Next More memory. Some desire, too.

Monday, 18 June 2012

A place of memory and desire, part three

Surely, being beyond memory and desire is to cease being human. Dead, that is. To nick a line from — to nick a Bob Dylan encomium — def poet Andrew Marvell, it might well be a fine and private place but none, I think, do there embrace.

At the very least, the only route to that place beyond memory and desire is via memory and desire. Or, to put it another way, the only possible way to frame and explore what you might see or hear or smell in that place beyond memory and desire is through the prism of your memory and desire — if not necessarily in that order.

And so — obviously — to Sound City Beat by the Radiators From Space. It’s an album on Chiswick Records and, to declare an interest, I offered to part fund it. Or rather when they were looking for part-funders, I put my hand up, modestly. They didn’t call in the cash, though. They found another way to raise the money.

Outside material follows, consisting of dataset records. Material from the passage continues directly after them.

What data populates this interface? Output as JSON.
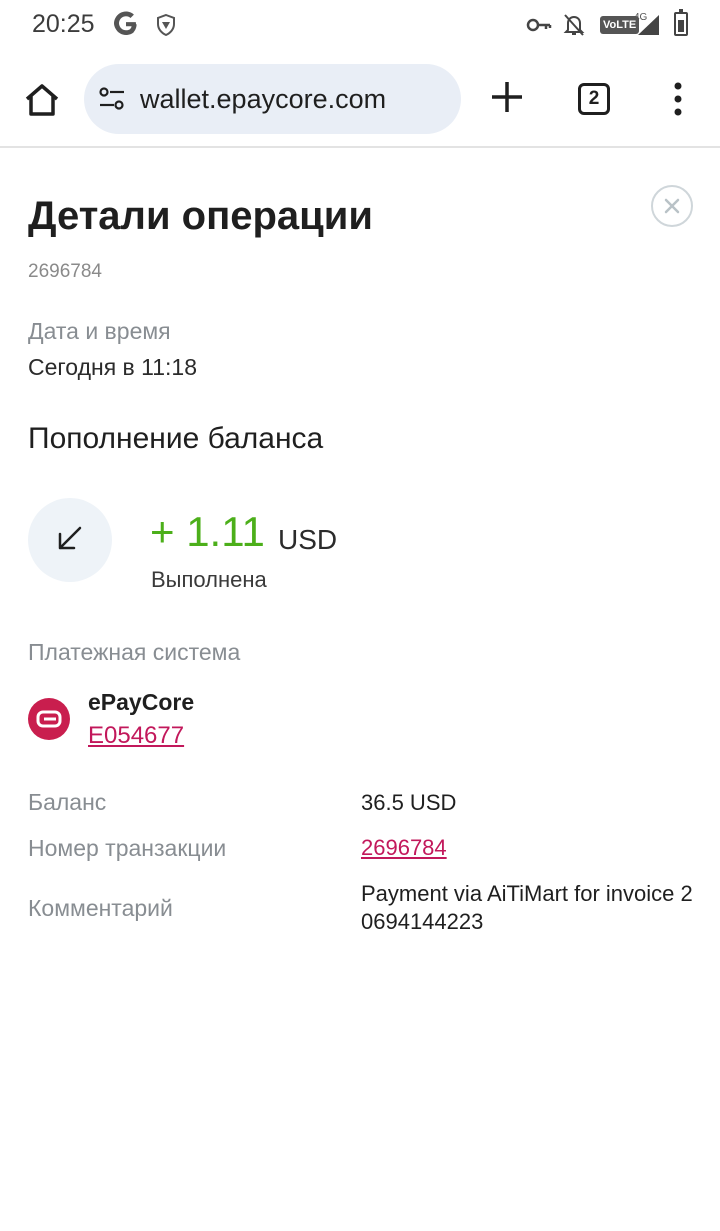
{
  "status_bar": {
    "time": "20:25",
    "network_badge": "VoLTE",
    "network_type": "4G",
    "icons": [
      "google-icon",
      "shield-icon",
      "key-icon",
      "bell-off-icon",
      "signal-icon",
      "battery-icon"
    ]
  },
  "browser": {
    "url": "wallet.epaycore.com",
    "tab_count": "2"
  },
  "page": {
    "title": "Детали операции",
    "operation_id": "2696784",
    "datetime_label": "Дата и время",
    "datetime_value": "Сегодня в 11:18",
    "operation_type": "Пополнение баланса",
    "amount": "+ 1.11",
    "currency": "USD",
    "status": "Выполнена",
    "payment_system_label": "Платежная система",
    "payment_system_name": "ePayCore",
    "payment_system_account": "E054677",
    "details": {
      "balance_label": "Баланс",
      "balance_value": "36.5 USD",
      "tx_number_label": "Номер транзакции",
      "tx_number_value": "2696784",
      "comment_label": "Комментарий",
      "comment_value": "Payment via AiTiMart for invoice 20694144223"
    }
  },
  "colors": {
    "amount_green": "#4caf1a",
    "link_pink": "#c2185b",
    "brand_red": "#c91e4e",
    "url_bar_bg": "#e9eef6"
  }
}
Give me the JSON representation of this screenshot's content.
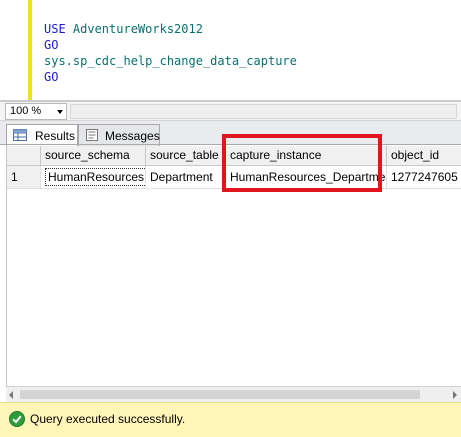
{
  "editor": {
    "lines": [
      {
        "kw": "USE",
        "rest": " AdventureWorks2012"
      },
      {
        "kw": "GO",
        "rest": ""
      },
      {
        "kw": "",
        "rest": "sys.sp_cdc_help_change_data_capture"
      },
      {
        "kw": "GO",
        "rest": ""
      }
    ]
  },
  "zoom": {
    "value": "100 %"
  },
  "tabs": [
    {
      "label": "Results",
      "icon": "grid-icon",
      "active": true
    },
    {
      "label": "Messages",
      "icon": "messages-icon",
      "active": false
    }
  ],
  "grid": {
    "columns": [
      "source_schema",
      "source_table",
      "capture_instance",
      "object_id"
    ],
    "rows": [
      {
        "num": "1",
        "cells": [
          "HumanResources",
          "Department",
          "HumanResources_Department",
          "1277247605"
        ]
      }
    ]
  },
  "status": {
    "text": "Query executed successfully.",
    "icon": "success-check-icon"
  },
  "colors": {
    "highlight": "#e0161f",
    "status_bg": "#fff6b8",
    "keyword": "#1d1dd0",
    "object": "#0b6f6f"
  }
}
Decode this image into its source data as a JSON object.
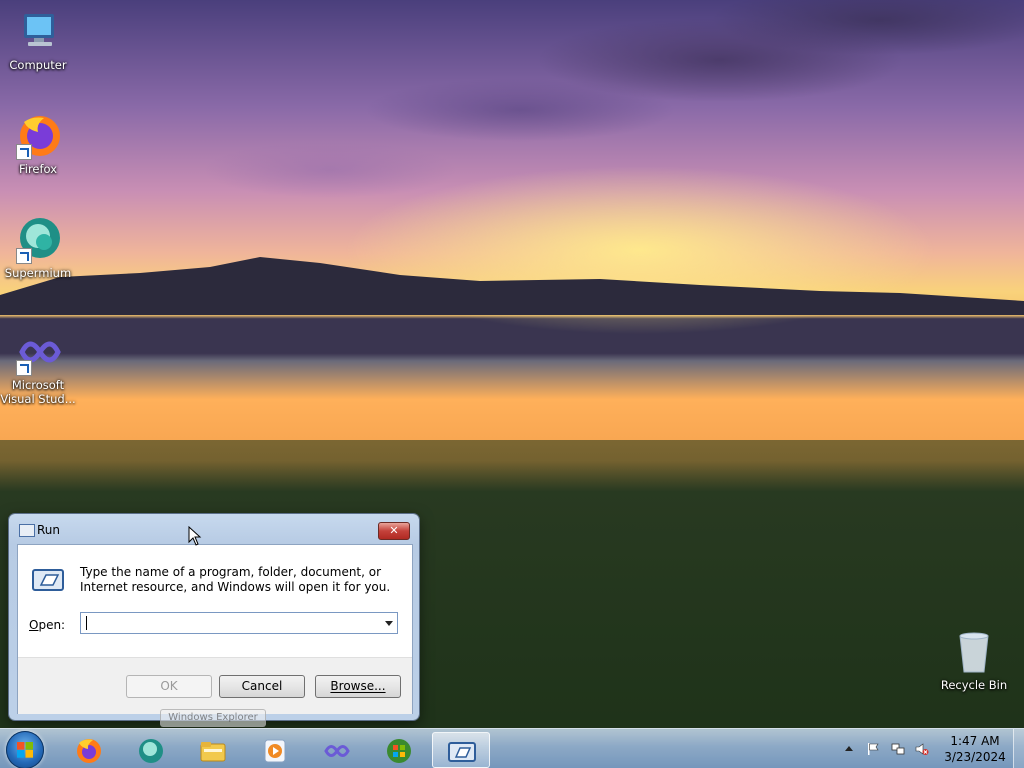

Some questions you might want to see answered . . .

Who are the Radiators From Space? An Irish punk-period pop band. They made a couple of albums then . . . well, you know how things go.

Should I know anything else about them? Guitarist and songwriter Philip Chevron was an important Pogue.

What’s so special about Sound City Beat? It’s a collection of their versions of tracks made by Irish groups in the 1960s and early 1970s.

Isn’t that rather dull sounding, academic even? I understand your worries, of course, but actually it’s wonderful. None of the tracks are recreations. They are all re-creations.

Er? Take the first track. It’s one of the best, of course. First tracks always are. They take the Movement’s Head For The Sun — no, I’d never heard of band or song, either — and they dip it in a pond of Ramonesness. So you have a 1970s punk group some 35 years on looking back at 1960s Dublin through the prism of mid-1970s Manhattan — and mid-1970s Dublin visions of that American dream.

A mix of memory and desire? Exactly.

Other examples? Rory Gallagher’s It’s Happened Before stripped of its progressive framing and recast as a beat group song. Thin Lizzy’s Dublin — which highlights Phil Lynott’s real, if modest, qualities as a poet — is given new poignancy with the words read by someone whose name I can’t recall for the moment . . . I left the CD in another part of the country so, in writing this, I’m relying on those two trusted tools, memory and desire. But sometimes, of course, particularly as you get older, they can’t help but let you down.

Any songs on the album that I might actually know?
Yes. Them’s Gloria. It’s not an original take on it or anything but, cut live, it does reflect something of the younger Radiators. There is also, their take on Ian Whitcomb & Bluesville’s You Turn Me On. Though it doesn’t mean much to English listeners, it was a big hit in the US — number eight in 1965, I’m informed. The Radiators refract it through their memories of Whitcomb’s true desires. Or, at least through their knowledge of Whitcomb’s true love, early 20th century music — I have a CD of his recreations of what the bands would have been playing on the Titanic. So they play Whitcomb’s US rocker hit on a ukulele — as an imaginative leap of how he might himself have first played it in his rooms at Trinity College, Dublin.

Again, doesn’t that sound somewhat academic?
Trust me, it isn’t. Like I said, it’s a wonderful record, not just in its imaginative re-imagining of a lost world of 1960s Dublin popsters but in its own right. Plus everything is so capably explained and explored in sleeve notes by Phil Chevron (qv) and Ted Carroll.

Aren’t they friends of yours? Er, yes. But don’t hold that against them. Or set that fact against my judgment of the record.

Is that, as Leiber & Stoller had it, all there is? No . . .

Next up The Radiators, my memories and my desires